The North Carolina Industrial Commission says the latest update from the rate bureau is yet more evidence the industrial commission is succeeding in its efforts to improve the state’s workers’ compensation system. The commission noted loss costs decreased 11.3% in 2017, 14.4% in 2016, and 10.2% in 2015.

Efforts by the Commission to control costs, particularly medical costs, were a significant factor in the decrease in loss costs, the agency said in a media release in early October. “The dramatic decreases in loss costs are a testament to the effectiveness of the needed reforms to the State’s workers’ compensation system,” says chairman Charlton Allen.

The agency cited research from the Workers’ Compensation Research Institute which shows indemnity costs per claim in North Carolina decreased from an average of $26,666 for 2009 claims evaluated in 2012 to an average of $24,675 for 2012 claims evaluated in 2015. The average period injured workers are out of work due to temporary disability has decreased from 24.6 weeks in 2009 to 21.2 weeks in 2012, for claims evaluated at an average of 36 months after the injury.

The commission adds reforms to the medical fee schedule are another factor in lowered costs.

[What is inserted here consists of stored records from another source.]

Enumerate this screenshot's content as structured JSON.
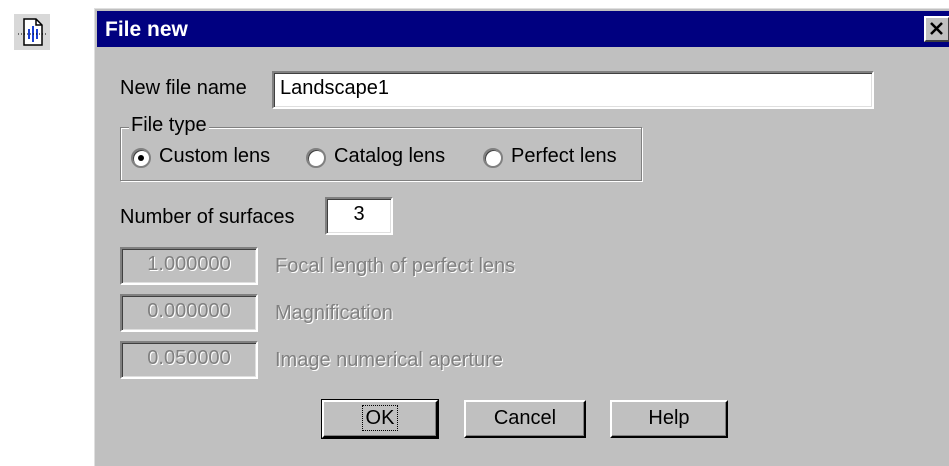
{
  "dialog": {
    "title": "File new",
    "close_label": "×"
  },
  "form": {
    "file_name_label": "New file name",
    "file_name_value": "Landscape1",
    "file_type_label": "File type",
    "file_type_options": [
      {
        "label": "Custom lens",
        "selected": true
      },
      {
        "label": "Catalog lens",
        "selected": false
      },
      {
        "label": "Perfect lens",
        "selected": false
      }
    ],
    "surfaces_label": "Number of surfaces",
    "surfaces_value": "3",
    "focal_value": "1.000000",
    "focal_label": "Focal length of perfect lens",
    "magnification_value": "0.000000",
    "magnification_label": "Magnification",
    "aperture_value": "0.050000",
    "aperture_label": "Image numerical aperture"
  },
  "buttons": {
    "ok": "OK",
    "cancel": "Cancel",
    "help": "Help"
  },
  "colors": {
    "titlebar": "#000080",
    "face": "#c0c0c0",
    "disabled_text": "#808080"
  }
}
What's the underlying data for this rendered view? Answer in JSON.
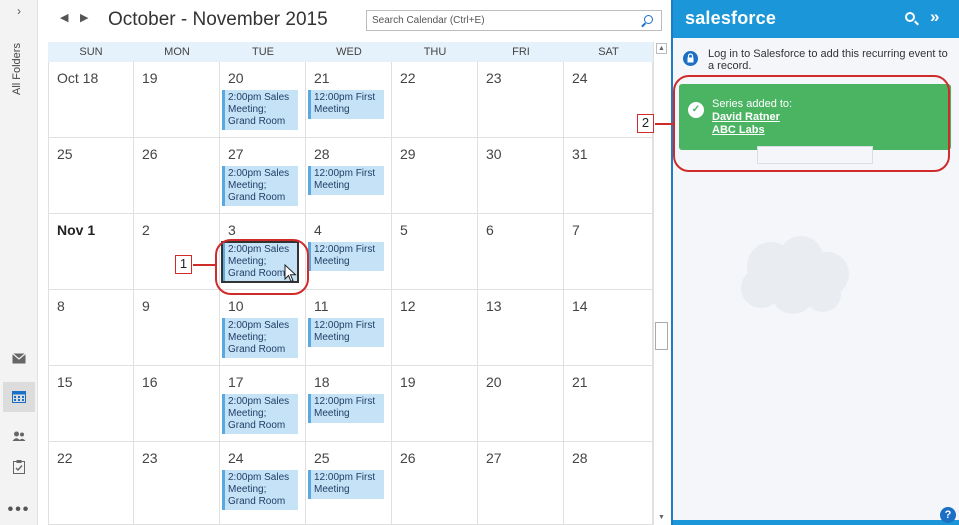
{
  "nav": {
    "expand_glyph": "›",
    "all_folders_label": "All Folders",
    "icons": [
      "mail-icon",
      "calendar-icon",
      "people-icon",
      "tasks-icon",
      "more-icon"
    ],
    "more_glyph": "•••"
  },
  "calendar": {
    "prev_glyph": "◀",
    "next_glyph": "▶",
    "title": "October - November 2015",
    "search_placeholder": "Search Calendar (Ctrl+E)",
    "day_headers": [
      "SUN",
      "MON",
      "TUE",
      "WED",
      "THU",
      "FRI",
      "SAT"
    ],
    "weeks": [
      [
        "Oct 18",
        "19",
        "20",
        "21",
        "22",
        "23",
        "24"
      ],
      [
        "25",
        "26",
        "27",
        "28",
        "29",
        "30",
        "31"
      ],
      [
        "Nov 1",
        "2",
        "3",
        "4",
        "5",
        "6",
        "7"
      ],
      [
        "8",
        "9",
        "10",
        "11",
        "12",
        "13",
        "14"
      ],
      [
        "15",
        "16",
        "17",
        "18",
        "19",
        "20",
        "21"
      ],
      [
        "22",
        "23",
        "24",
        "25",
        "26",
        "27",
        "28"
      ]
    ],
    "tue_event": "2:00pm Sales Meeting; Grand Room",
    "wed_event": "12:00pm First Meeting",
    "scroll_up_glyph": "▲",
    "scroll_down_glyph": "▼"
  },
  "salesforce": {
    "logo": "salesforce",
    "expand_glyph": "»",
    "login_message": "Log in to Salesforce to add this recurring event to a record.",
    "success_heading": "Series added to:",
    "success_links": [
      "David Ratner",
      "ABC Labs"
    ],
    "help_glyph": "?",
    "lock_glyph": "🔒",
    "check_glyph": "✓"
  },
  "callouts": [
    "1",
    "2"
  ],
  "colors": {
    "accent_blue": "#1b96d8",
    "event_fill": "#c6e2f7",
    "success_green": "#4bb463",
    "callout_red": "#d02b2b"
  }
}
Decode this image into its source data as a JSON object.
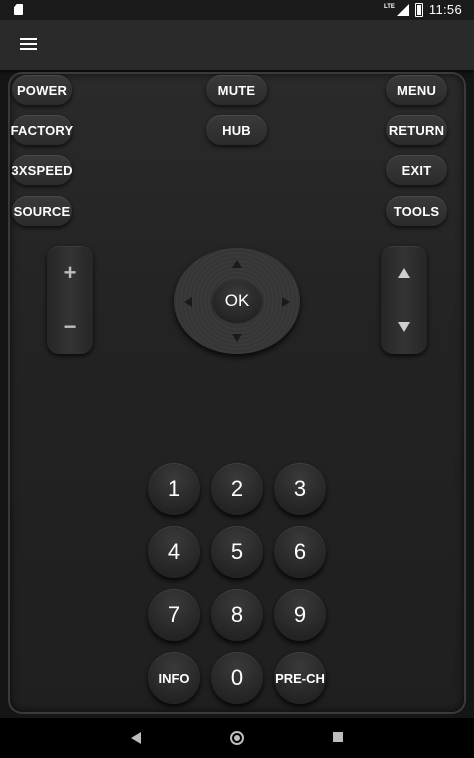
{
  "statusbar": {
    "network": "LTE",
    "time": "11:56"
  },
  "appbar": {
    "menu_icon": "hamburger-menu-icon"
  },
  "buttons": {
    "power": "POWER",
    "mute": "MUTE",
    "menu": "MENU",
    "factory": "FACTORY",
    "hub": "HUB",
    "return": "RETURN",
    "speed": "3XSPEED",
    "exit": "EXIT",
    "source": "SOURCE",
    "tools": "TOOLS"
  },
  "volume": {
    "up": "+",
    "down": "−"
  },
  "dpad": {
    "ok": "OK"
  },
  "keypad": {
    "k1": "1",
    "k2": "2",
    "k3": "3",
    "k4": "4",
    "k5": "5",
    "k6": "6",
    "k7": "7",
    "k8": "8",
    "k9": "9",
    "info": "INFO",
    "k0": "0",
    "prech": "PRE-CH"
  },
  "navbar": {
    "back": "back-icon",
    "home": "home-icon",
    "recents": "recents-icon"
  }
}
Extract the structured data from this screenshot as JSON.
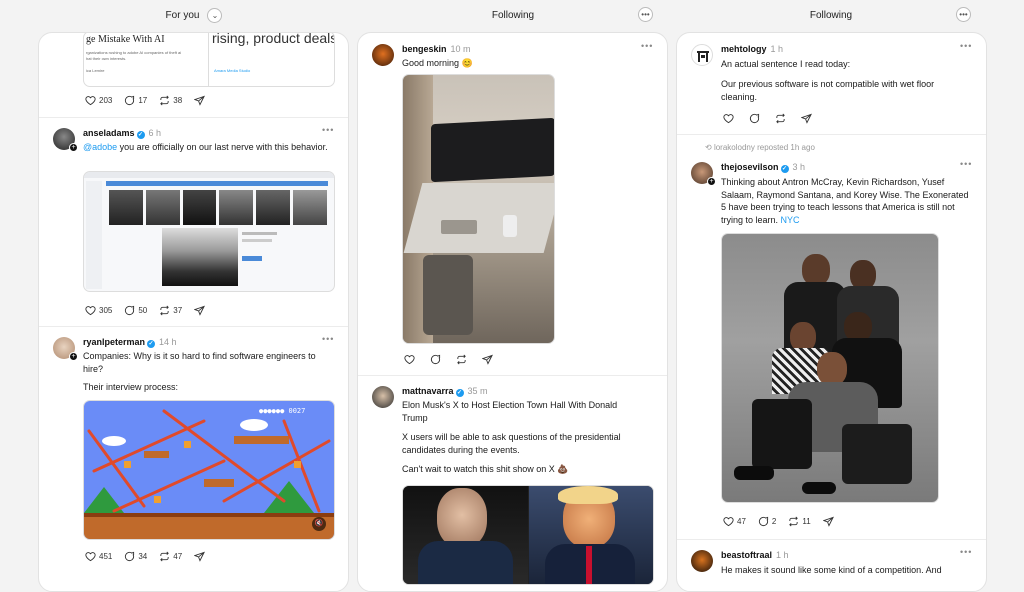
{
  "headers": [
    {
      "label": "For you",
      "has_dropdown": true
    },
    {
      "label": "Following",
      "has_more": true
    },
    {
      "label": "Following",
      "has_more": true
    }
  ],
  "col1": {
    "top_post": {
      "image_text_1": "ge Mistake With AI",
      "image_text_2": "rising, product deals",
      "image_small_lines": [
        "rganizations rushing to adobe AI companies of theft ai",
        "hat their own interests.",
        "ica Lemire"
      ],
      "image_link": "Amara Media Studio",
      "likes": "203",
      "replies": "17",
      "reposts": "38"
    },
    "post2": {
      "username": "anseladams",
      "time": "6 h",
      "mention": "@adobe",
      "text": " you are officially on our last nerve with this behavior.",
      "likes": "305",
      "replies": "50",
      "reposts": "37"
    },
    "post3": {
      "username": "ryanlpeterman",
      "time": "14 h",
      "line1": "Companies: Why is it so hard to find software engineers to hire?",
      "line2": "Their interview process:",
      "likes": "451",
      "replies": "34",
      "reposts": "47"
    }
  },
  "col2": {
    "post1": {
      "username": "bengeskin",
      "time": "10 m",
      "text": "Good morning 😊"
    },
    "post2": {
      "username": "mattnavarra",
      "time": "35 m",
      "line1": "Elon Musk's X to Host Election Town Hall With Donald Trump",
      "line2": "X users will be able to ask questions of the presidential candidates during the events.",
      "line3": "Can't wait to watch this shit show on X 💩"
    }
  },
  "col3": {
    "post1": {
      "username": "mehtology",
      "time": "1 h",
      "line1": "An actual sentence I read today:",
      "line2": "Our previous software is not compatible with wet floor cleaning."
    },
    "post2": {
      "repost_text": "lorakolodny reposted 1h ago",
      "username": "thejosevilson",
      "time": "3 h",
      "text": "Thinking about Antron McCray, Kevin Richardson, Yusef Salaam, Raymond Santana, and Korey Wise. The Exonerated 5 have been trying to teach lessons that America is still not trying to learn. ",
      "hashtag": "NYC",
      "likes": "47",
      "replies": "2",
      "reposts": "11"
    },
    "post3": {
      "username": "beastoftraal",
      "time": "1 h",
      "text": "He makes it sound like some kind of a competition. And"
    }
  },
  "colors": {
    "accent": "#1d9bf0",
    "background": "#f3f3f3",
    "card": "#ffffff"
  }
}
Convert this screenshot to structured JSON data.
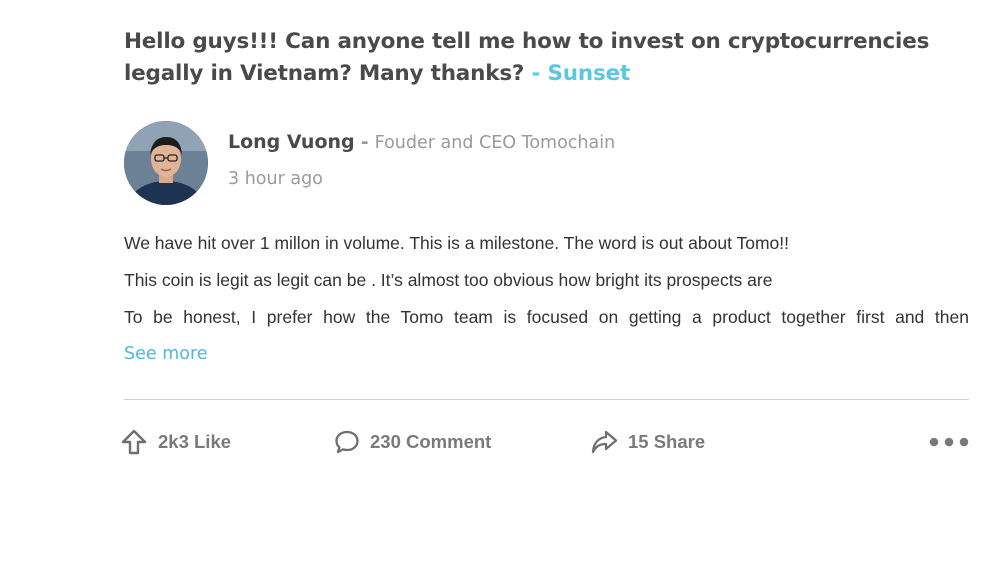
{
  "post": {
    "question": "Hello guys!!! Can anyone tell me how to invest on cryptocurrencies legally in Vietnam? Many thanks?",
    "asker": "- Sunset",
    "author": {
      "name": "Long Vuong",
      "separator": "-",
      "title": "Fouder and CEO Tomochain",
      "time": "3 hour ago",
      "avatar_icon": "person-avatar"
    },
    "body_lines": [
      "We have hit over 1 millon in volume. This is a milestone. The word is out about Tomo!!",
      "This coin is legit as legit can be .  It’s almost too obvious how bright its prospects are",
      "To be honest, I prefer how the Tomo team is focused on getting a product together first and then"
    ],
    "see_more": "See more"
  },
  "actions": {
    "like": {
      "icon": "upvote-arrow-icon",
      "label": "2k3 Like"
    },
    "comment": {
      "icon": "speech-bubble-icon",
      "label": "230 Comment"
    },
    "share": {
      "icon": "share-arrow-icon",
      "label": "15 Share"
    },
    "more": {
      "icon": "more-dots-icon"
    }
  },
  "colors": {
    "accent": "#5bc8e0",
    "text": "#4a4a4a",
    "muted": "#9a9a9a",
    "divider": "#cfcfcf"
  }
}
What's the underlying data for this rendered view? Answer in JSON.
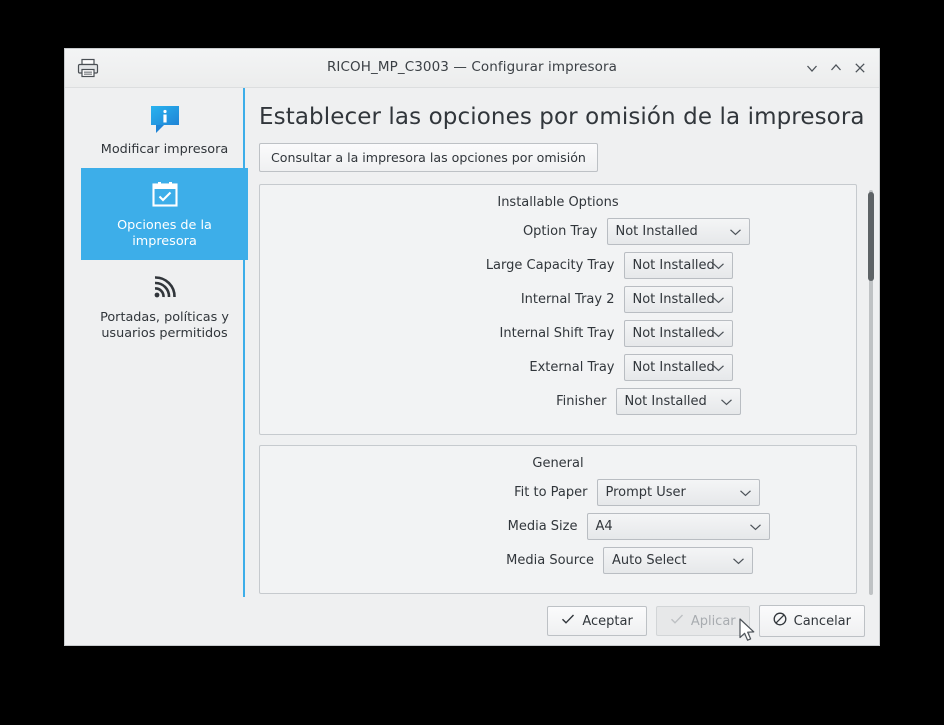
{
  "window": {
    "title": "RICOH_MP_C3003 — Configurar impresora",
    "icon": "printer-icon",
    "controls": [
      {
        "name": "minimize-button",
        "icon": "chevron-down-icon"
      },
      {
        "name": "maximize-button",
        "icon": "chevron-up-icon"
      },
      {
        "name": "close-button",
        "icon": "close-icon"
      }
    ]
  },
  "sidebar": {
    "items": [
      {
        "label": "Modificar impresora",
        "icon": "info-bubble-icon",
        "selected": false
      },
      {
        "label": "Opciones de la impresora",
        "icon": "clipboard-check-icon",
        "selected": true
      },
      {
        "label": "Portadas, políticas y usuarios permitidos",
        "icon": "signal-waves-icon",
        "selected": false
      }
    ]
  },
  "content": {
    "page_title": "Establecer las opciones por omisión de la impresora",
    "query_button": "Consultar a la impresora las opciones por omisión",
    "groups": [
      {
        "title": "Installable Options",
        "rows": [
          {
            "label": "Option Tray",
            "value": "Not Installed",
            "width": 143
          },
          {
            "label": "Large Capacity Tray",
            "value": "Not Installed",
            "width": 109
          },
          {
            "label": "Internal Tray 2",
            "value": "Not Installed",
            "width": 109
          },
          {
            "label": "Internal Shift Tray",
            "value": "Not Installed",
            "width": 109
          },
          {
            "label": "External Tray",
            "value": "Not Installed",
            "width": 109
          },
          {
            "label": "Finisher",
            "value": "Not Installed",
            "width": 125
          }
        ]
      },
      {
        "title": "General",
        "rows": [
          {
            "label": "Fit to Paper",
            "value": "Prompt User",
            "width": 163
          },
          {
            "label": "Media Size",
            "value": "A4",
            "width": 183
          },
          {
            "label": "Media Source",
            "value": "Auto Select",
            "width": 150
          }
        ]
      }
    ]
  },
  "buttons": {
    "accept": {
      "label": "Aceptar",
      "icon": "check-icon",
      "enabled": true
    },
    "apply": {
      "label": "Aplicar",
      "icon": "check-icon",
      "enabled": false
    },
    "cancel": {
      "label": "Cancelar",
      "icon": "prohibition-icon",
      "enabled": true
    }
  },
  "colors": {
    "accent": "#3daee9",
    "window_bg": "#eff0f1",
    "text": "#31363b"
  }
}
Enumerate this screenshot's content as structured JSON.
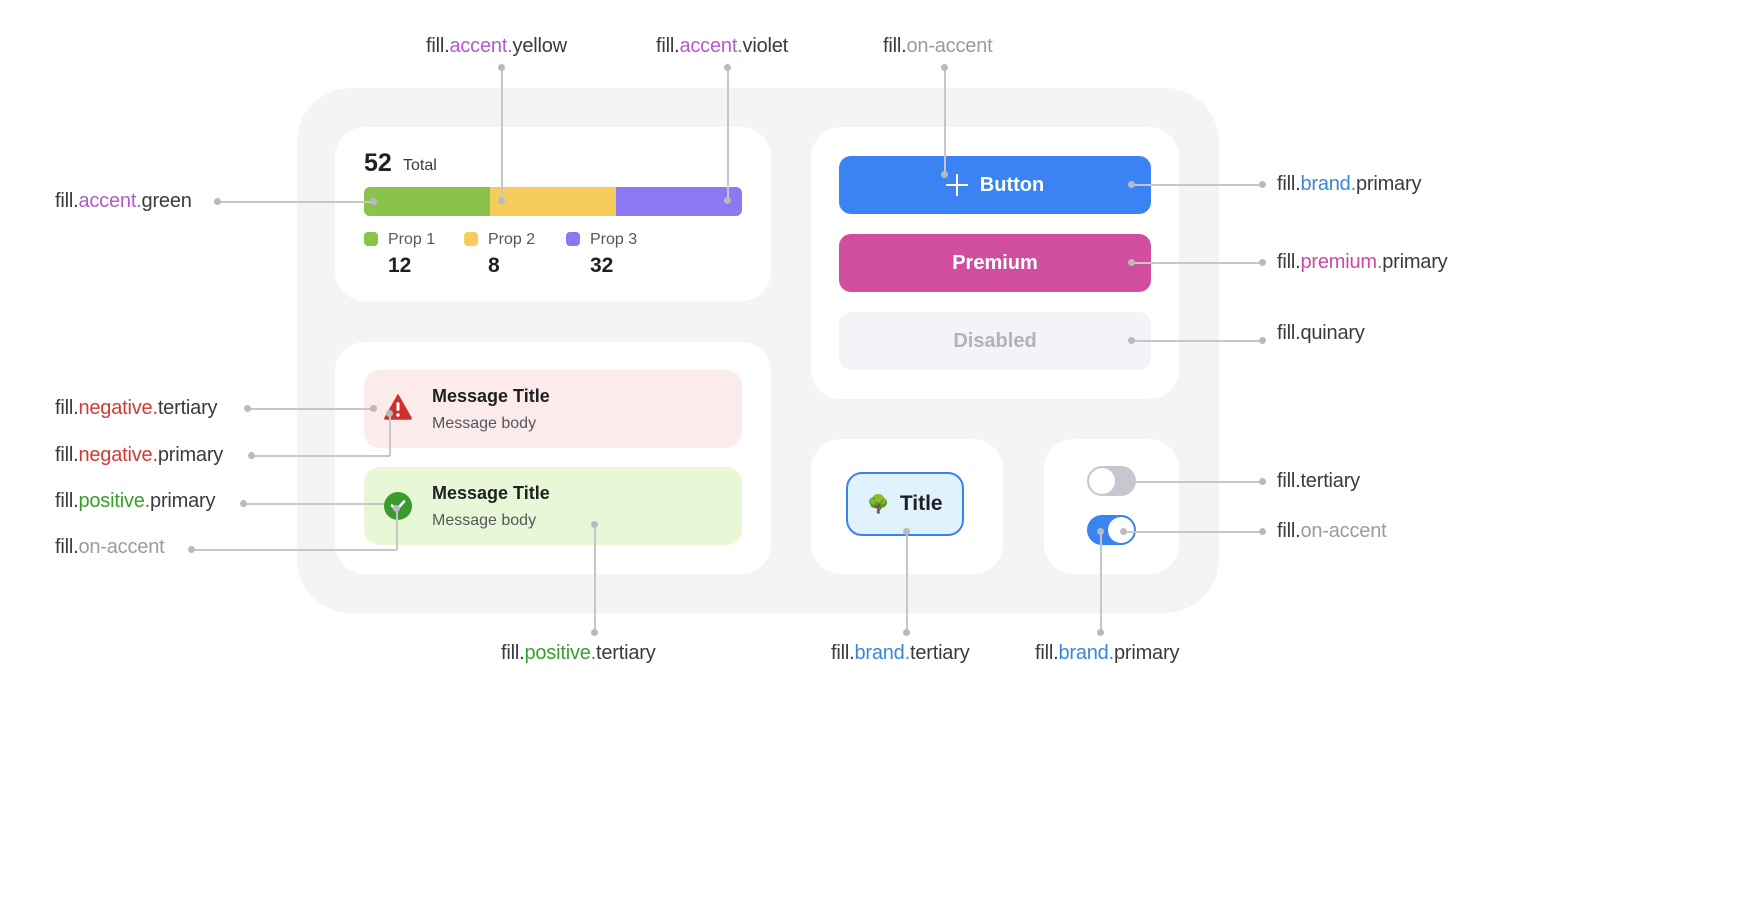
{
  "colors": {
    "accent_green": "#8bc34a",
    "accent_yellow": "#f6cc5a",
    "accent_violet": "#8b78f2",
    "brand_primary": "#3b82f2",
    "premium_primary": "#d14e9e",
    "quinary": "#f3f4f7",
    "negative_tertiary": "#fcebeb",
    "negative_primary": "#d0302c",
    "positive_tertiary": "#e8f7d6",
    "positive_primary": "#3a9a2f",
    "brand_tertiary": "#dff2fd",
    "tertiary": "#c7c8cf",
    "on_accent": "#ffffff",
    "label_accent_token": "#b05cc9",
    "label_negative_token": "#d23a35",
    "label_positive_token": "#3a9e2f",
    "label_brand_token": "#3a86d6",
    "label_premium_token": "#cc48a6",
    "label_on_accent_token": "#9a9aa2"
  },
  "stats_card": {
    "total_value": "52",
    "total_label": "Total",
    "props": [
      {
        "name": "Prop 1",
        "value": 12,
        "color_key": "accent_green"
      },
      {
        "name": "Prop 2",
        "value": 8,
        "color_key": "accent_yellow"
      },
      {
        "name": "Prop 3",
        "value": 32,
        "color_key": "accent_violet"
      }
    ],
    "bar_segments_fraction": [
      0.333,
      0.333,
      0.334
    ]
  },
  "buttons": {
    "primary_label": "Button",
    "primary_icon": "plus-icon",
    "premium_label": "Premium",
    "disabled_label": "Disabled"
  },
  "messages": [
    {
      "type": "negative",
      "icon": "warning-triangle-icon",
      "title": "Message Title",
      "body": "Message body"
    },
    {
      "type": "positive",
      "icon": "checkmark-circle-icon",
      "title": "Message Title",
      "body": "Message body"
    }
  ],
  "chip": {
    "icon": "tree-icon",
    "emoji": "🌳",
    "label": "Title"
  },
  "toggles": [
    {
      "state": "off"
    },
    {
      "state": "on"
    }
  ],
  "annotations": {
    "accent_yellow": {
      "prefix": "fill.",
      "token": "accent.",
      "suffix": "yellow"
    },
    "accent_violet": {
      "prefix": "fill.",
      "token": "accent.",
      "suffix": "violet"
    },
    "on_accent_top": {
      "prefix": "fill.",
      "token": "on-accent",
      "suffix": ""
    },
    "accent_green": {
      "prefix": "fill.",
      "token": "accent.",
      "suffix": "green"
    },
    "brand_primary_right": {
      "prefix": "fill.",
      "token": "brand.",
      "suffix": "primary"
    },
    "premium_primary": {
      "prefix": "fill.",
      "token": "premium.",
      "suffix": "primary"
    },
    "quinary": {
      "prefix": "fill.",
      "token": "",
      "suffix": "quinary"
    },
    "negative_tertiary": {
      "prefix": "fill.",
      "token": "negative.",
      "suffix": "tertiary"
    },
    "negative_primary": {
      "prefix": "fill.",
      "token": "negative.",
      "suffix": "primary"
    },
    "positive_primary": {
      "prefix": "fill.",
      "token": "positive.",
      "suffix": "primary"
    },
    "on_accent_left": {
      "prefix": "fill.",
      "token": "on-accent",
      "suffix": ""
    },
    "tertiary": {
      "prefix": "fill.",
      "token": "",
      "suffix": "tertiary"
    },
    "on_accent_right": {
      "prefix": "fill.",
      "token": "on-accent",
      "suffix": ""
    },
    "positive_tertiary": {
      "prefix": "fill.",
      "token": "positive.",
      "suffix": "tertiary"
    },
    "brand_tertiary": {
      "prefix": "fill.",
      "token": "brand.",
      "suffix": "tertiary"
    },
    "brand_primary_bottom": {
      "prefix": "fill.",
      "token": "brand.",
      "suffix": "primary"
    }
  }
}
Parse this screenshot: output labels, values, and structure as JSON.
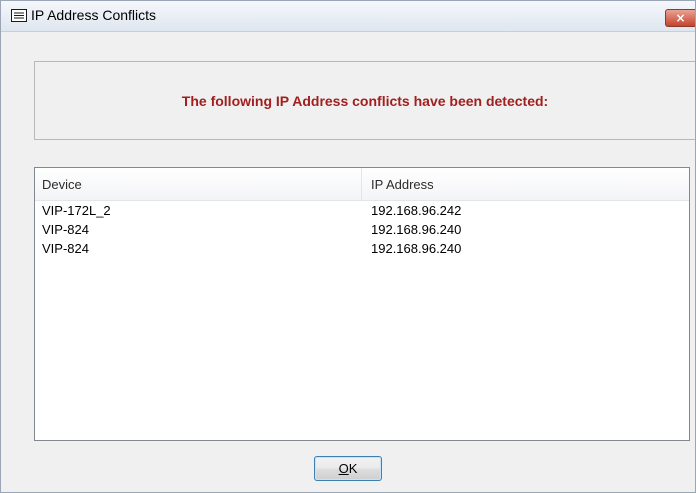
{
  "window": {
    "title": "IP Address Conflicts",
    "icon": "window-list-icon",
    "close_glyph": "×"
  },
  "message": {
    "text": "The following IP Address conflicts have been detected:",
    "color": "#a11f1f"
  },
  "table": {
    "columns": [
      "Device",
      "IP Address"
    ],
    "rows": [
      {
        "device": "VIP-172L_2",
        "ip": "192.168.96.242"
      },
      {
        "device": "VIP-824",
        "ip": "192.168.96.240"
      },
      {
        "device": "VIP-824",
        "ip": "192.168.96.240"
      }
    ]
  },
  "buttons": {
    "ok_accel": "O",
    "ok_rest": "K"
  }
}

Payments for non-hospital providers decreased approximately 5% between 2015 and 2014 for claims at 12 months of experience. In the same period, payments to hospital outpatient providers decreased 24% while payments to inpatient hospital providers decreased 11%.